Would you copy every record exactly as it stands and drop the pictures?
[Start of Attachment]
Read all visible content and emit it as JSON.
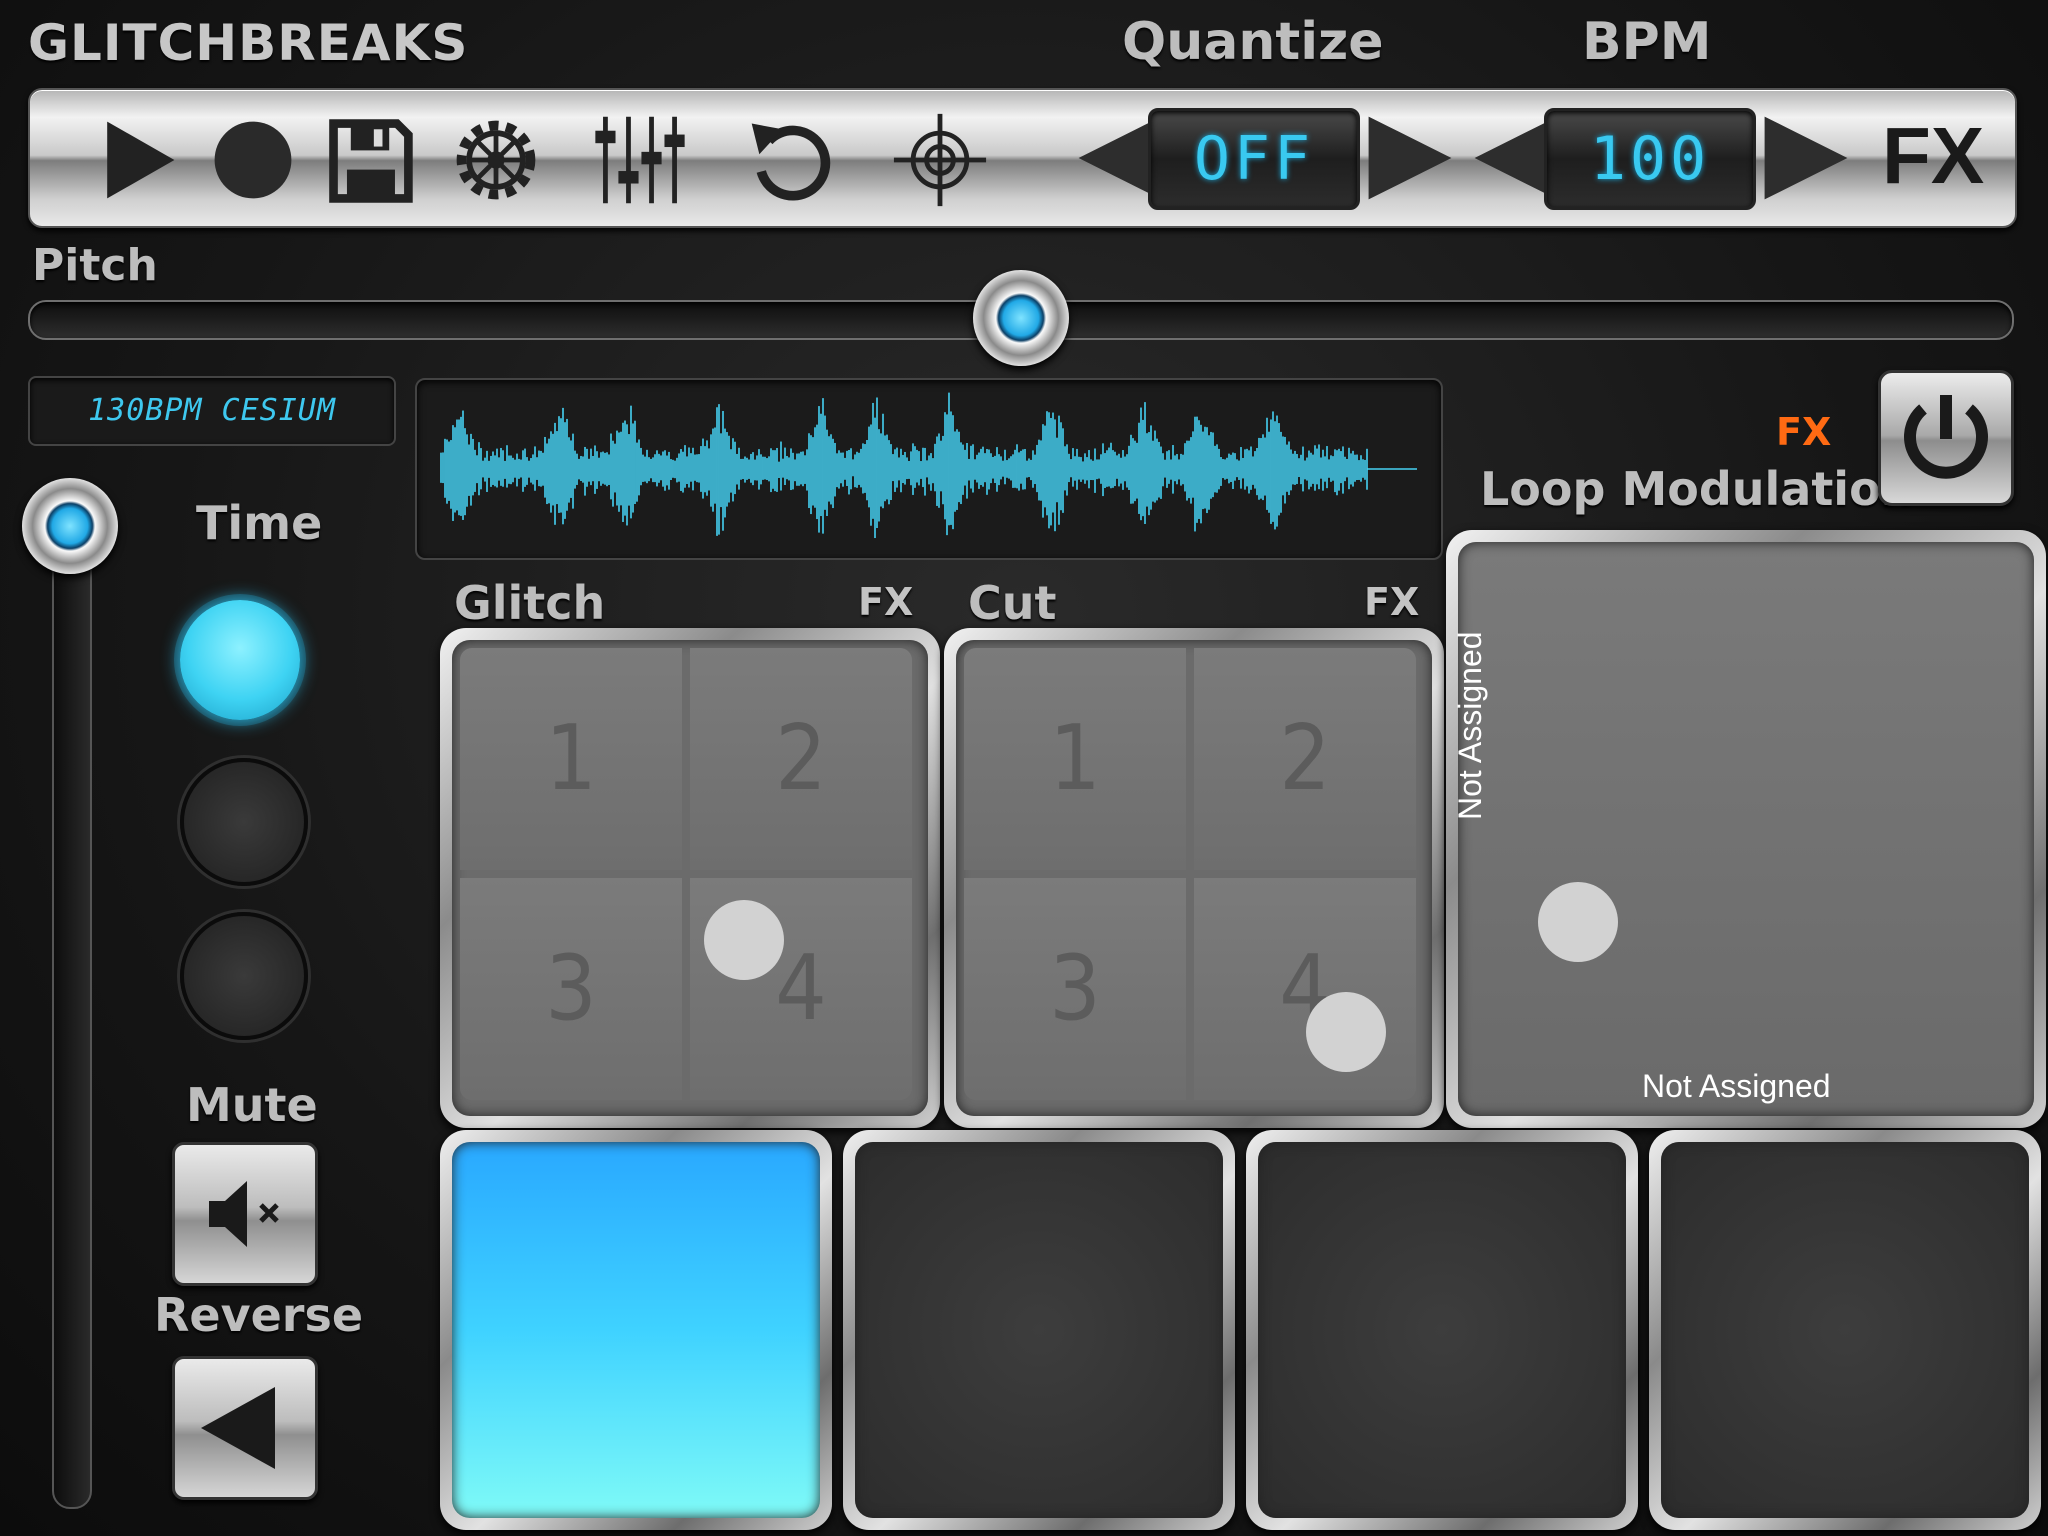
{
  "app": {
    "title": "GLITCHBREAKS"
  },
  "header": {
    "quantize_label": "Quantize",
    "bpm_label": "BPM"
  },
  "toolbar": {
    "icons": [
      "play-icon",
      "record-icon",
      "save-icon",
      "settings-gear-icon",
      "mixer-sliders-icon",
      "undo-icon",
      "target-icon"
    ],
    "quantize_value": "OFF",
    "bpm_value": "100",
    "fx_label": "FX"
  },
  "pitch": {
    "label": "Pitch",
    "value_fraction": 0.5
  },
  "sample": {
    "name": "130BPM CESIUM"
  },
  "time": {
    "label": "Time",
    "selected_index": 0
  },
  "mute": {
    "label": "Mute"
  },
  "reverse": {
    "label": "Reverse"
  },
  "glitch": {
    "label": "Glitch",
    "fx_label": "FX",
    "cells": [
      "1",
      "2",
      "3",
      "4"
    ]
  },
  "cut": {
    "label": "Cut",
    "fx_label": "FX",
    "cells": [
      "1",
      "2",
      "3",
      "4"
    ]
  },
  "loop_modulation": {
    "label": "Loop Modulation",
    "fx_label": "FX",
    "x_axis_label": "Not Assigned",
    "y_axis_label": "Not Assigned"
  },
  "bottom_pads": {
    "active_index": 0,
    "count": 4
  },
  "colors": {
    "accent": "#3ec8ef",
    "fx_orange": "#ff6a13",
    "pad_active": "#3fd2ff"
  }
}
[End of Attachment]
* _SOLVED EXERCISE_:
Read all visible content and emit it as JSON.
{
  "app": {
    "title": "GLITCHBREAKS"
  },
  "header": {
    "quantize_label": "Quantize",
    "bpm_label": "BPM"
  },
  "toolbar": {
    "icons": [
      "play-icon",
      "record-icon",
      "save-icon",
      "settings-gear-icon",
      "mixer-sliders-icon",
      "undo-icon",
      "target-icon"
    ],
    "quantize_value": "OFF",
    "bpm_value": "100",
    "fx_label": "FX"
  },
  "pitch": {
    "label": "Pitch",
    "value_fraction": 0.5
  },
  "sample": {
    "name": "130BPM CESIUM"
  },
  "time": {
    "label": "Time",
    "selected_index": 0
  },
  "mute": {
    "label": "Mute"
  },
  "reverse": {
    "label": "Reverse"
  },
  "glitch": {
    "label": "Glitch",
    "fx_label": "FX",
    "cells": [
      "1",
      "2",
      "3",
      "4"
    ]
  },
  "cut": {
    "label": "Cut",
    "fx_label": "FX",
    "cells": [
      "1",
      "2",
      "3",
      "4"
    ]
  },
  "loop_modulation": {
    "label": "Loop Modulation",
    "fx_label": "FX",
    "x_axis_label": "Not Assigned",
    "y_axis_label": "Not Assigned"
  },
  "bottom_pads": {
    "active_index": 0,
    "count": 4
  },
  "colors": {
    "accent": "#3ec8ef",
    "fx_orange": "#ff6a13",
    "pad_active": "#3fd2ff"
  }
}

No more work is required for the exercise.